The Good Samaritan

Sermon Preached by Fr Antony Hughes on Sunday, November 14, 2010

In the Name of the Father and of the Son and of the Holy Spirit, one God.  Amen.

When St. Paul preached on Mars hill introducing Athens to the God they called “unknown” he said, “He is not far from each one of us.  In him we live and move and have our being.”  (Acts 17:27-28)  Thus we swim in a veritable ocean of grace.  God is in us and around us everywhere and in everything.  How do we miss Him?

The poet Kabir wrote words to this effect, “The fish in the water that is thirsty needs serious professional counseling.”

That is, I am afraid, the situation we find ourselves in.  We are impossibly thirsty fish swimming in an inexhaustible ocean of the sweetest of all possible water. We cannot see the forest for the trees. We are very much like two of the characters in today’s Gospel.

The parable of the Good Samaritan is about four fish: one, a Jewish fish taken out of water, robbed and beaten and left to die on the bank, two other Jewish fish and a Samaritan fish.  The two other Jewish fish were not just any Jewish fish.  One was a priest, a gefilte fish, and the other a Levite, a lox, both of whom were very religious, knowledgeable of the Torah, schooled in the social teachings of the prophets, open to the mystical traditions of Judaism. Delicious fish indeed!

The third was a Samaritan fish, a carp, a bottom-dweller!  Despised, rejected, and not very good to eat!  A member of a religious school that didn’t worship in the right place or in the right way, who misinterpreted the Torah and the prophets, and who didn’t have the sense God gave a minnow.
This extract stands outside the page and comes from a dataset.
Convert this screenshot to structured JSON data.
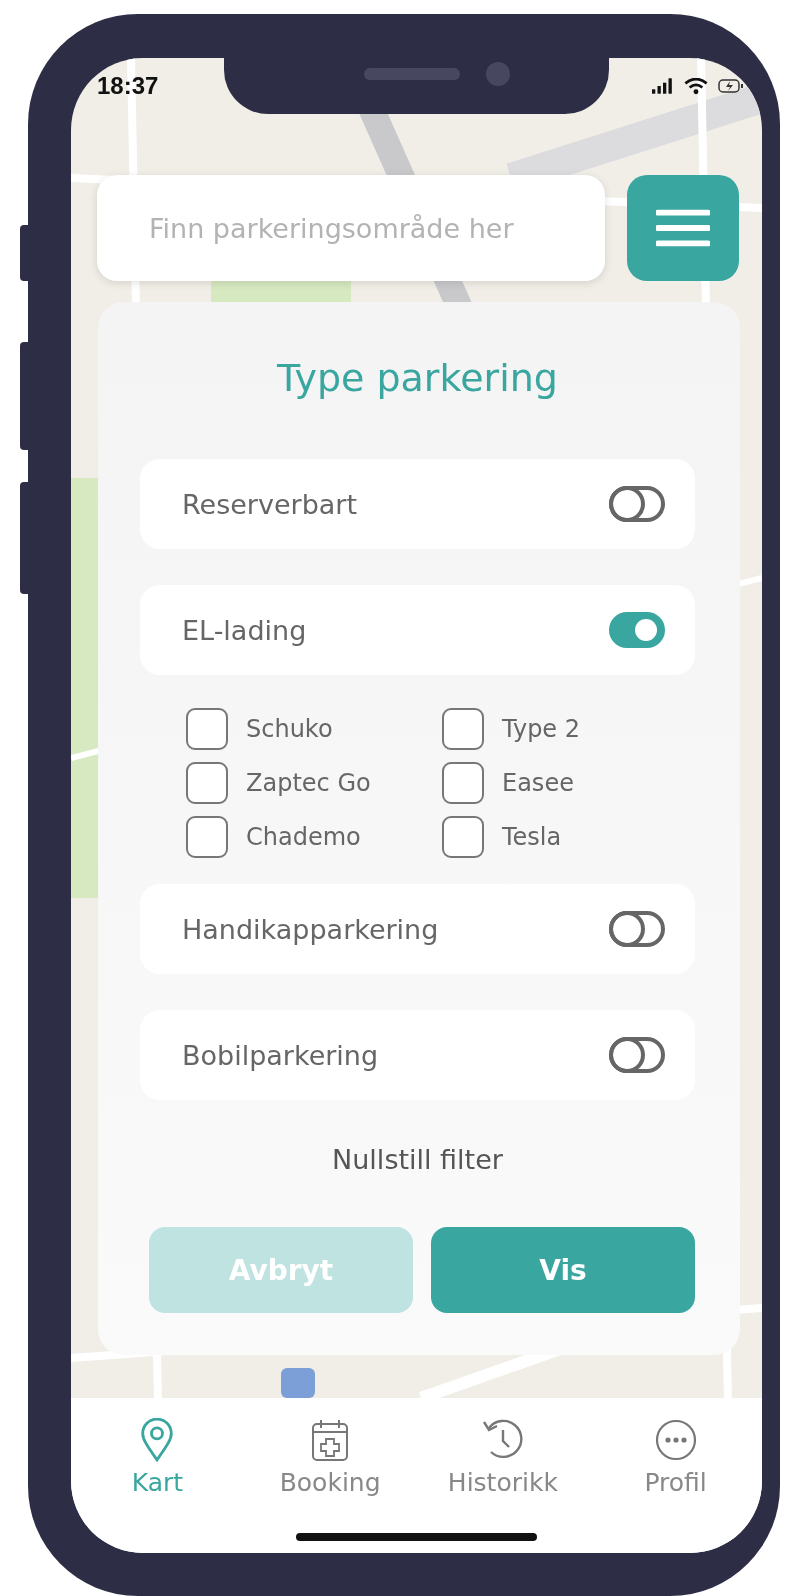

Although the priest and the Levite fishes should have known better, after all, they were the religious ones, the “orthodox”, right-believing, right worshipping ones, they ignored their suffering fellow fish and swam by on the other side of the stream.  The Samaritan fish, the one who supposedly had not a lick of sense, took care of him.

Jesus meant to show that what really matters is not how much you know or how much prestige you have, or what social strata, religion, or race you belong to, what matters is how much you love.  Only the Samaritan fish actually knew he was swimming in an ocean of divine love.  How do we know?  By the loving way he responded. Only he was not thirsty because he had been drinking from the ocean of grace.

I love these words from a poem by St. Francis:  “No one lives outside the walls of this sacred place, existence…Differences exist, but not in the city of love.  Thus, my vows and yours I know they are the same.”  Everyone who loves is of God.  Everyone who fails to love is a thirsty fish in the Great Sea like a fish “out of water”.  Fish out of the water die.  Fish who do not know they are in the water are very sad fish. Happiness is knowing that you are a fish in an inexhaustible source of beautiful, fresh water. God is love, the Gospel is love, and love is life. 

Let’s hear from St. Isaac of Syria.

“One who has found love feeds on Christ every day and at every hour and he becomes immortal thereby. For Jesus said, ‘Whoever eats this bread that I shall give him shall never see death’ (cf. John 6.58). Blessed is he who eats the bread of love that is Jesus.  For whoever feeds on love, feeds on Christ…as John bears witness saying, ‘God is love’ (I John 4.8). Therefore one who lives in love receives from God the fruit of life. He breathes, even in this world, the air of resurrection…Love is the Kingdom…Such is the ‘wine to gladden the heart of man’ (Psalm 104.15). Blessed is he who drinks of this wine…the sick have drunk of it and become wise.” 

Brothers and sisters, we swim in a veritable ocean of divine grace.  We live in God, we move in God.  Our being is immersed and suffused by God.  Every breath we breathe we breathe in God.  Every ray of sunlight is the light of His Grace. Everything in creation is a sign of His presence. Since this is true there is nothing to keep us from loving one another as Christ has loved us except our self-imposed blindness.  In fact, St. Maximus says, the Gospel absolutely precludes us from hating any human being.

Repentance is to lay aside everything that is not love and then practicing love with every ounce of our being.  Gradually, we change into His likeness as we repent and practice.  And we are not alone in this effort.  The omnipresent One is here to help.  What remains is our conscious effort to wake up and respond to this reality.

St. Isaac of Syria tells us how.

“Let yourself be persecuted but do not persecute others.
Let yourself be crucified but do not crucify others.
Let yourself be insulted but do not insult others.
Let yourself be slandered but do not slander others.
Rejoice with those who rejoice and weep with those who weep.  Such is the sign of purity.
Suffer with the sick.  Be afflicted with sinners.
Exult with those who repent.  Be the friend of all.
But in your spirit remain alone.
Spread your cloak over anyone who falls into sin and shield him.
And if you cannot take his fault on yourself and accept punishment in his place, do not destroy his character.”

Advent begins tomorrow and the cosmos prepares for the coming of Christ.  We need to join the universal effort and prepare ourselves to receive Him.  How? Practice love.